What goes on the internet stays on the internet, and the cute picture of little Johnny in the bathtub today could be embarrassing for him later in life. Family vlogging channels that document their children’s tantrums and shenanigans to an audience of thousands are providing prime content for bullies to target their children with, especially with clickbait titles like “EWWW!!! Toddler pees AND poops on floor!” attached to channel’s with the family’s last name to make their discovery easy. These embarrassing moments are meant to be laughed at during family gatherings, not displayed for the entire world and job recruiters to see. 

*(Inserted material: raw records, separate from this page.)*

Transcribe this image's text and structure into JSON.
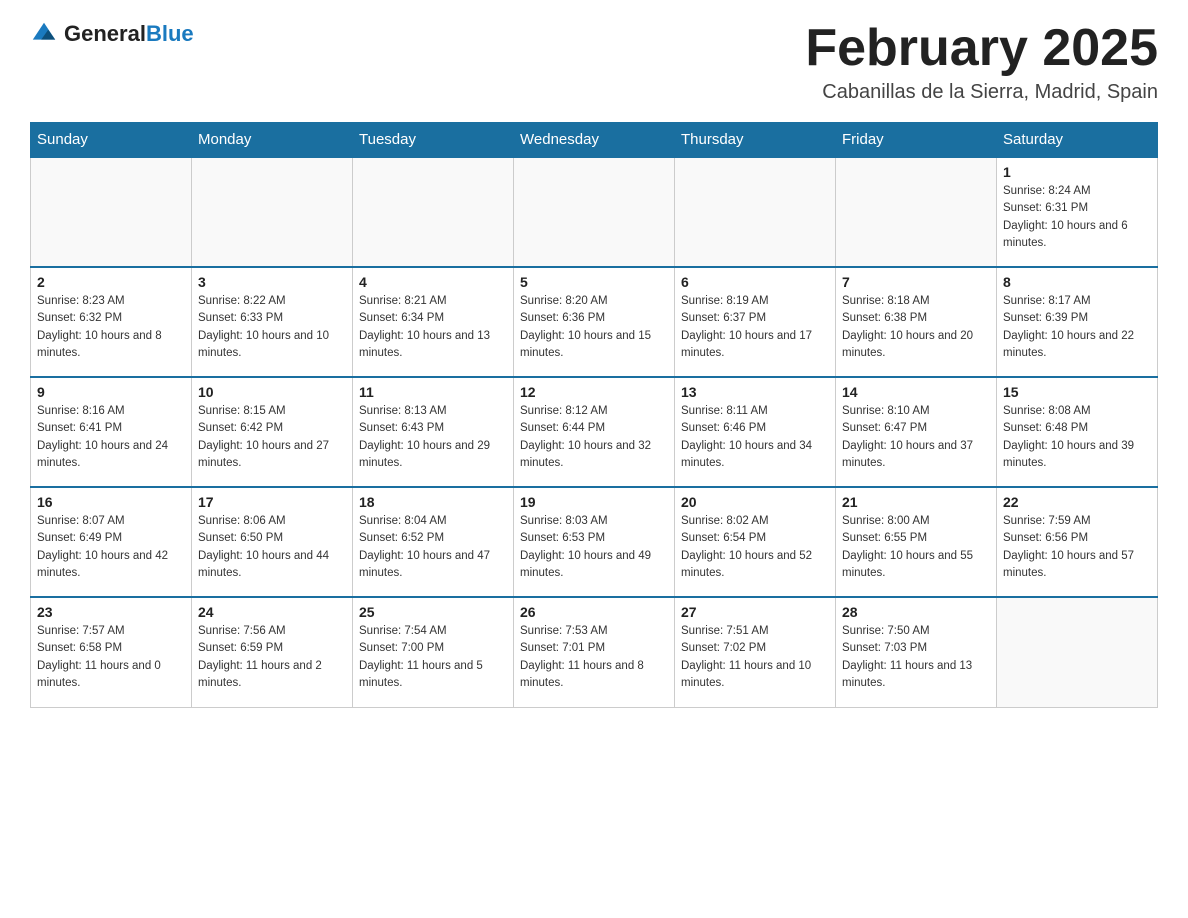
{
  "header": {
    "logo_general": "General",
    "logo_blue": "Blue",
    "month_title": "February 2025",
    "location": "Cabanillas de la Sierra, Madrid, Spain"
  },
  "days_of_week": [
    "Sunday",
    "Monday",
    "Tuesday",
    "Wednesday",
    "Thursday",
    "Friday",
    "Saturday"
  ],
  "weeks": [
    [
      {
        "day": "",
        "info": ""
      },
      {
        "day": "",
        "info": ""
      },
      {
        "day": "",
        "info": ""
      },
      {
        "day": "",
        "info": ""
      },
      {
        "day": "",
        "info": ""
      },
      {
        "day": "",
        "info": ""
      },
      {
        "day": "1",
        "info": "Sunrise: 8:24 AM\nSunset: 6:31 PM\nDaylight: 10 hours and 6 minutes."
      }
    ],
    [
      {
        "day": "2",
        "info": "Sunrise: 8:23 AM\nSunset: 6:32 PM\nDaylight: 10 hours and 8 minutes."
      },
      {
        "day": "3",
        "info": "Sunrise: 8:22 AM\nSunset: 6:33 PM\nDaylight: 10 hours and 10 minutes."
      },
      {
        "day": "4",
        "info": "Sunrise: 8:21 AM\nSunset: 6:34 PM\nDaylight: 10 hours and 13 minutes."
      },
      {
        "day": "5",
        "info": "Sunrise: 8:20 AM\nSunset: 6:36 PM\nDaylight: 10 hours and 15 minutes."
      },
      {
        "day": "6",
        "info": "Sunrise: 8:19 AM\nSunset: 6:37 PM\nDaylight: 10 hours and 17 minutes."
      },
      {
        "day": "7",
        "info": "Sunrise: 8:18 AM\nSunset: 6:38 PM\nDaylight: 10 hours and 20 minutes."
      },
      {
        "day": "8",
        "info": "Sunrise: 8:17 AM\nSunset: 6:39 PM\nDaylight: 10 hours and 22 minutes."
      }
    ],
    [
      {
        "day": "9",
        "info": "Sunrise: 8:16 AM\nSunset: 6:41 PM\nDaylight: 10 hours and 24 minutes."
      },
      {
        "day": "10",
        "info": "Sunrise: 8:15 AM\nSunset: 6:42 PM\nDaylight: 10 hours and 27 minutes."
      },
      {
        "day": "11",
        "info": "Sunrise: 8:13 AM\nSunset: 6:43 PM\nDaylight: 10 hours and 29 minutes."
      },
      {
        "day": "12",
        "info": "Sunrise: 8:12 AM\nSunset: 6:44 PM\nDaylight: 10 hours and 32 minutes."
      },
      {
        "day": "13",
        "info": "Sunrise: 8:11 AM\nSunset: 6:46 PM\nDaylight: 10 hours and 34 minutes."
      },
      {
        "day": "14",
        "info": "Sunrise: 8:10 AM\nSunset: 6:47 PM\nDaylight: 10 hours and 37 minutes."
      },
      {
        "day": "15",
        "info": "Sunrise: 8:08 AM\nSunset: 6:48 PM\nDaylight: 10 hours and 39 minutes."
      }
    ],
    [
      {
        "day": "16",
        "info": "Sunrise: 8:07 AM\nSunset: 6:49 PM\nDaylight: 10 hours and 42 minutes."
      },
      {
        "day": "17",
        "info": "Sunrise: 8:06 AM\nSunset: 6:50 PM\nDaylight: 10 hours and 44 minutes."
      },
      {
        "day": "18",
        "info": "Sunrise: 8:04 AM\nSunset: 6:52 PM\nDaylight: 10 hours and 47 minutes."
      },
      {
        "day": "19",
        "info": "Sunrise: 8:03 AM\nSunset: 6:53 PM\nDaylight: 10 hours and 49 minutes."
      },
      {
        "day": "20",
        "info": "Sunrise: 8:02 AM\nSunset: 6:54 PM\nDaylight: 10 hours and 52 minutes."
      },
      {
        "day": "21",
        "info": "Sunrise: 8:00 AM\nSunset: 6:55 PM\nDaylight: 10 hours and 55 minutes."
      },
      {
        "day": "22",
        "info": "Sunrise: 7:59 AM\nSunset: 6:56 PM\nDaylight: 10 hours and 57 minutes."
      }
    ],
    [
      {
        "day": "23",
        "info": "Sunrise: 7:57 AM\nSunset: 6:58 PM\nDaylight: 11 hours and 0 minutes."
      },
      {
        "day": "24",
        "info": "Sunrise: 7:56 AM\nSunset: 6:59 PM\nDaylight: 11 hours and 2 minutes."
      },
      {
        "day": "25",
        "info": "Sunrise: 7:54 AM\nSunset: 7:00 PM\nDaylight: 11 hours and 5 minutes."
      },
      {
        "day": "26",
        "info": "Sunrise: 7:53 AM\nSunset: 7:01 PM\nDaylight: 11 hours and 8 minutes."
      },
      {
        "day": "27",
        "info": "Sunrise: 7:51 AM\nSunset: 7:02 PM\nDaylight: 11 hours and 10 minutes."
      },
      {
        "day": "28",
        "info": "Sunrise: 7:50 AM\nSunset: 7:03 PM\nDaylight: 11 hours and 13 minutes."
      },
      {
        "day": "",
        "info": ""
      }
    ]
  ]
}
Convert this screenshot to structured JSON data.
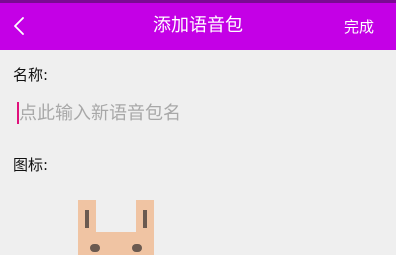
{
  "header": {
    "back_icon": "chevron-left-icon",
    "title": "添加语音包",
    "done_label": "完成",
    "background": "#c400e6",
    "text_color": "#ffffff"
  },
  "form": {
    "name_label": "名称:",
    "name_value": "",
    "name_placeholder": "点此输入新语音包名",
    "caret_color": "#e0117c",
    "icon_label": "图标:",
    "icon_image": "voice-pack-icon"
  }
}
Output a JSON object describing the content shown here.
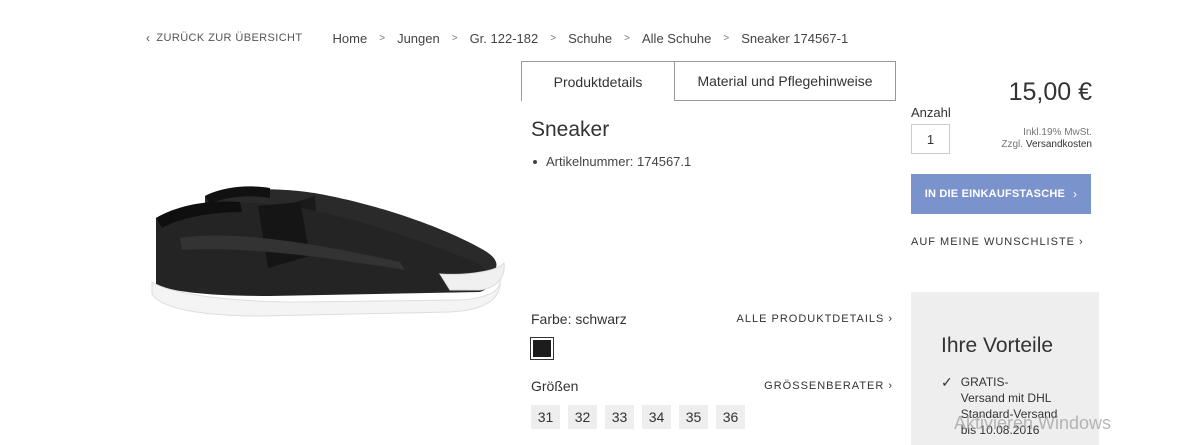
{
  "breadcrumb": {
    "back_label": "ZURÜCK ZUR ÜBERSICHT",
    "items": [
      "Home",
      "Jungen",
      "Gr. 122-182",
      "Schuhe",
      "Alle Schuhe",
      "Sneaker 174567-1"
    ],
    "separator": ">"
  },
  "tabs": [
    {
      "label": "Produktdetails",
      "active": true
    },
    {
      "label": "Material und Pflegehinweise",
      "active": false
    }
  ],
  "product": {
    "title": "Sneaker",
    "article": "Artikelnummer: 174567.1",
    "color_label": "Farbe: schwarz",
    "color_swatch": "#1c1c1c",
    "all_details_link": "ALLE PRODUKTDETAILS",
    "sizes_label": "Größen",
    "size_guide_link": "GRÖSSENBERATER",
    "sizes": [
      "31",
      "32",
      "33",
      "34",
      "35",
      "36"
    ]
  },
  "purchase": {
    "price": "15,00 €",
    "qty_label": "Anzahl",
    "qty_value": "1",
    "tax_note": "Inkl.19% MwSt.",
    "shipping_prefix": "Zzgl.",
    "shipping_link": "Versandkosten",
    "cart_button": "IN DIE EINKAUFSTASCHE",
    "wishlist_link": "AUF MEINE WUNSCHLISTE",
    "accent": "#7b93cc"
  },
  "benefits": {
    "title": "Ihre Vorteile",
    "item": "GRATIS-\nVersand mit DHL\nStandard-Versand\nbis 10.08.2016"
  },
  "watermark": "Aktivieren Windows"
}
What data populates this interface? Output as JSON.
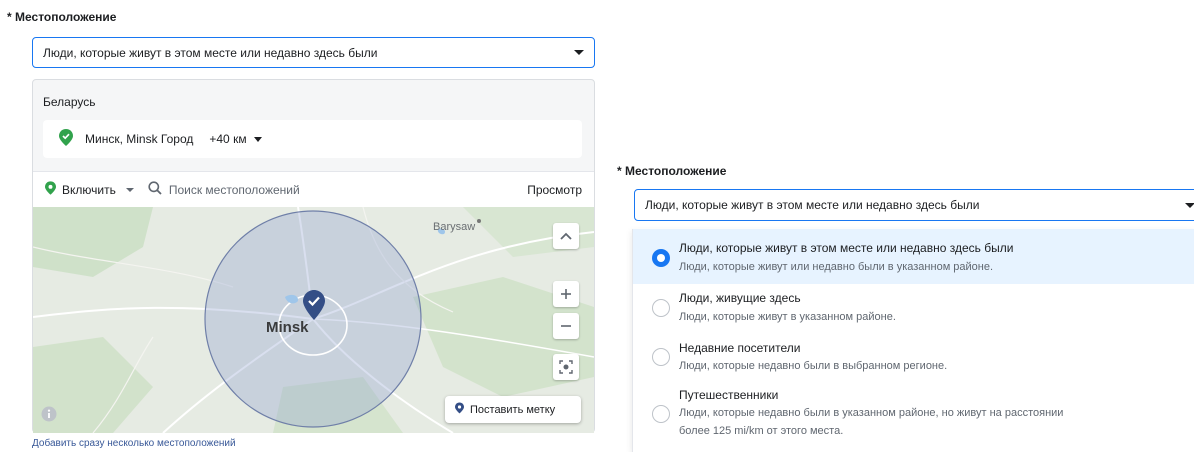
{
  "left": {
    "section_label": "* Местоположение",
    "audience_select_value": "Люди, которые живут в этом месте или недавно здесь были",
    "country": "Беларусь",
    "location": {
      "name": "Минск, Minsk Город",
      "radius": "+40 км"
    },
    "toolbar": {
      "include_label": "Включить",
      "search_placeholder": "Поиск местоположений",
      "browse_label": "Просмотр"
    },
    "map": {
      "city_label": "Minsk",
      "town_label": "Barysaw",
      "drop_pin_label": "Поставить метку",
      "radius_km": 40
    },
    "bulk_link": "Добавить сразу несколько местоположений"
  },
  "right": {
    "section_label": "* Местоположение",
    "select_value": "Люди, которые живут в этом месте или недавно здесь были",
    "options": [
      {
        "title": "Люди, которые живут в этом месте или недавно здесь были",
        "desc": "Люди, которые живут или недавно были в указанном районе.",
        "desc2": "",
        "selected": true
      },
      {
        "title": "Люди, живущие здесь",
        "desc": "Люди, которые живут в указанном районе.",
        "desc2": "",
        "selected": false
      },
      {
        "title": "Недавние посетители",
        "desc": "Люди, которые недавно были в выбранном регионе.",
        "desc2": "",
        "selected": false
      },
      {
        "title": "Путешественники",
        "desc": "Люди, которые недавно были в указанном районе, но живут на расстоянии",
        "desc2": "более 125 mi/km от этого места.",
        "selected": false
      }
    ]
  },
  "colors": {
    "accent": "#1877f2",
    "pin_green": "#31a24c",
    "map_pin": "#344e86"
  },
  "icons": [
    "location-pin-icon",
    "search-icon",
    "chevron-up-icon",
    "zoom-in-icon",
    "zoom-out-icon",
    "recenter-icon",
    "info-icon",
    "map-marker-icon"
  ]
}
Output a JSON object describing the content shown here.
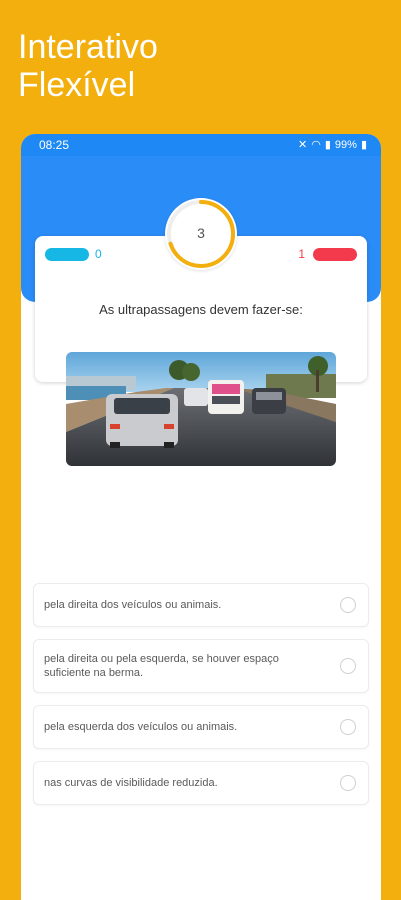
{
  "promo": {
    "line1": "Interativo",
    "line2": "Flexível"
  },
  "status": {
    "time": "08:25",
    "battery": "99%"
  },
  "quiz": {
    "score_left": "0",
    "score_right": "1",
    "timer_value": "3",
    "timer_progress": 0.7,
    "question": "As ultrapassagens devem fazer-se:",
    "answers": [
      {
        "text": "pela direita dos veículos ou animais."
      },
      {
        "text": "pela direita ou pela esquerda, se houver espaço suficiente na berma."
      },
      {
        "text": "pela esquerda dos veículos ou animais."
      },
      {
        "text": "nas curvas de visibilidade reduzida."
      }
    ]
  },
  "colors": {
    "background": "#F2AF0E",
    "header_blue": "#2A8CF6",
    "player_left": "#16B7E4",
    "player_right": "#F23A4C",
    "timer_ring": "#F2AF0E"
  }
}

As typical with the internet, online posts and videos can garner unjust hate. These “haters'' are hard for adults to handle, let alone impressionable children discovering comments on their parents posts calling them stupid or ugly. The only thing worse would be parents reading these cruel comments aloud in front of their young children--as one family did with their video “YOU MADE THEM CRY!! - Reading Mean Comments.” 

The kids may be laughing with their parents at the bad grammar of a comment saying “I fricken hate you’re stupid ugly famous … kids who think they can sing” or “tell your daughter to stop singing it’s stupid,” but that young child who loves to sing now knows that people think her singing is bad. When a child is bullied in school, their parents telling them that the bullies were wrong doesn't magically invalidate the criticism. Negative feedback stays with children, and exposing them to needlessly cruel criticism by either showing it to them directly or allowing posts to be a gateway for mean comments can hurt their mental health and future aspirations.

Even if you ask a child for “permission” to post a photo, children often lack the ability to know what is best for them. Kids cannot consent and don’t realize the long-term ramifications an embarrassing picture or video could cause them in the future. Children look up to parents as their guardians, and if a parent asks to post a picture, the child may not want to disagree and disappoint the parent, or may assume the parent knows best and agree.

There’s nothing wrong with showing off your child online, but moderation is key. A parent is a child’s guardian meant to protect them. As easily accessible as the internet is now, think about how those bathtub photos of little Johnny will affect him when he interviews for a job in twenty years instead of how many likes you’ll get on Facebook today.

Charlene Pepiot is a junior studying English at Ohio University. Please note that the views and opinions of the columnists do not reflect those of The Post. Want to talk more about it? Let Charlene know by emailing her